What does failure cost? Most people believe that the cost is significant. Is failure expensive and if so how, or compared to what?
On January 28, 1986, we lost the Space Shuttle Challenger reportedly due to an O-ring failure. The cost of this disaster probably easily exceeded $500 million. Some estimates are at more than $5 billion.
On April 10, 2010, we experienced the Deep Water Horizon oil spill. Estimates on the cost of this manmade disaster reportedly exceed $42 billion.
Hard Costs, Hard Lessons
Oil spills, space shuttles, and nuclear reactor plants have all contributed to enormous costs of failure. Cost of life is of course, immeasurable.
Failure often seems to be measurable to hard costs. Have you considered the costs of doing nothing?
What if there were not any oilrigs, what if there was no nuclear power? NASA programs have also contributed heavily to technology development and innovation.
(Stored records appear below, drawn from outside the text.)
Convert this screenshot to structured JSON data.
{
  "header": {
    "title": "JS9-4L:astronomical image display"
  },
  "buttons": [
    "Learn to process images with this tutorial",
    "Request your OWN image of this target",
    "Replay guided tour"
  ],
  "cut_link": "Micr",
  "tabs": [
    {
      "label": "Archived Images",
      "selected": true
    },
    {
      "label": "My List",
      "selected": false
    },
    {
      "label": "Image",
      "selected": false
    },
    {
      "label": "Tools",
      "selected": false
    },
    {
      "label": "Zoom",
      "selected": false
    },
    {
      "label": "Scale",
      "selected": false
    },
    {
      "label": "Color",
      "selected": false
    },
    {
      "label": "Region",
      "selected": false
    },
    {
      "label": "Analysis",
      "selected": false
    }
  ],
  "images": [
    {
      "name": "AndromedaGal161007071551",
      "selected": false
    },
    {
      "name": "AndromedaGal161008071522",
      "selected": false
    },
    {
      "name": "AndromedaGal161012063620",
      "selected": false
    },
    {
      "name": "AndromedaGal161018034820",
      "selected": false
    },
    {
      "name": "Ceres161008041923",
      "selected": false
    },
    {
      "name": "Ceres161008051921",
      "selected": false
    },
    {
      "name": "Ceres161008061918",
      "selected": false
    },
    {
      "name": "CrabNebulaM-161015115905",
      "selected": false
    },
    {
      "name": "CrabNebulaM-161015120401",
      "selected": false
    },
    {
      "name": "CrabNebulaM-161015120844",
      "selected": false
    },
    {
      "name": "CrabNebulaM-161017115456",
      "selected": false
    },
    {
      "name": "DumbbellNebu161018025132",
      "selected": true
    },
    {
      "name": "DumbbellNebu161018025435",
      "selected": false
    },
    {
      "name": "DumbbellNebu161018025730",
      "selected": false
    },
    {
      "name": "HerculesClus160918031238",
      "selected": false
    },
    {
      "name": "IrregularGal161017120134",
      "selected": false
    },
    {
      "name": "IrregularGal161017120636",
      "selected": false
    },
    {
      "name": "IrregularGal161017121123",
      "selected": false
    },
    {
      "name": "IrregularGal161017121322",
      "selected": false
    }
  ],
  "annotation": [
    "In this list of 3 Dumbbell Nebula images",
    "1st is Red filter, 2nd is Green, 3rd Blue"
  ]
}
What if those programs never existed?
Many of us won’t make decisions about oilrigs, space programs, or nuclear power, but we will make decisions about what we accomplish or don’t in our lives and in our careers.
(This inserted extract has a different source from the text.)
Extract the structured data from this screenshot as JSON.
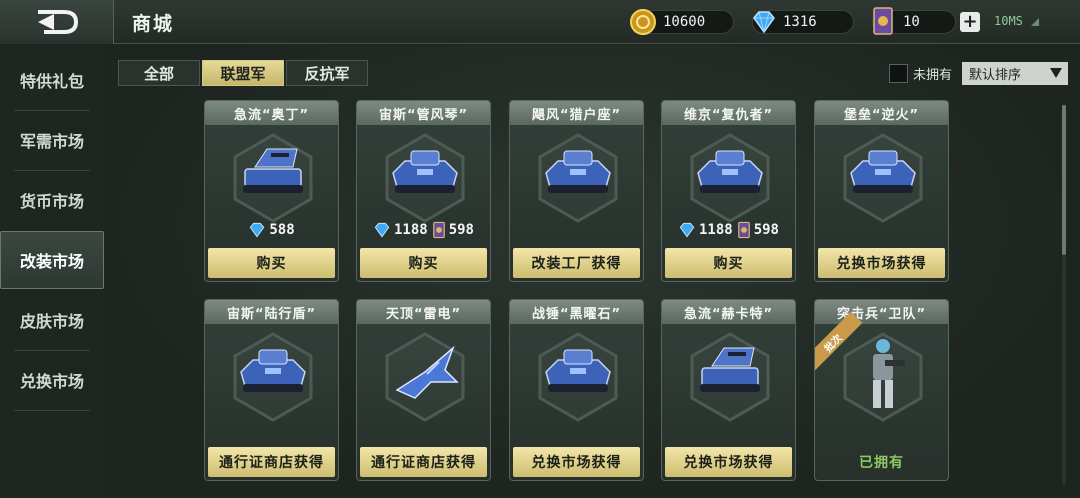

What is the cost if you don’t take the new job, what if you didn’t attend college, or what are the pros and cons of starting your own business?
Is Failure Expensive
We can sometimes put a number on what failure costs, but it is pretty difficult to put a number on the cost of doing nothing.
For the individuals, businesses, or organizations that find themselves stuck, perhaps they only see the price tag of failure.
Failure may not be that expensive when you compare it to the cost of doing nothing, or worse, regret.
Dennis E. Gilbert is a business consultant, speaker (CSPTM), and corporate trainer that specializes in helping businesses and individuals accelerate their leadership, their team, and their success. He is a five-time author and some of his work includes, #CustServ The Customer Service Culture, and Forgotten Respect, Navigating A Multigenerational Workforce. Reach him through his website at Dennis-Gilbert.com or by calling +1 646.546.5553.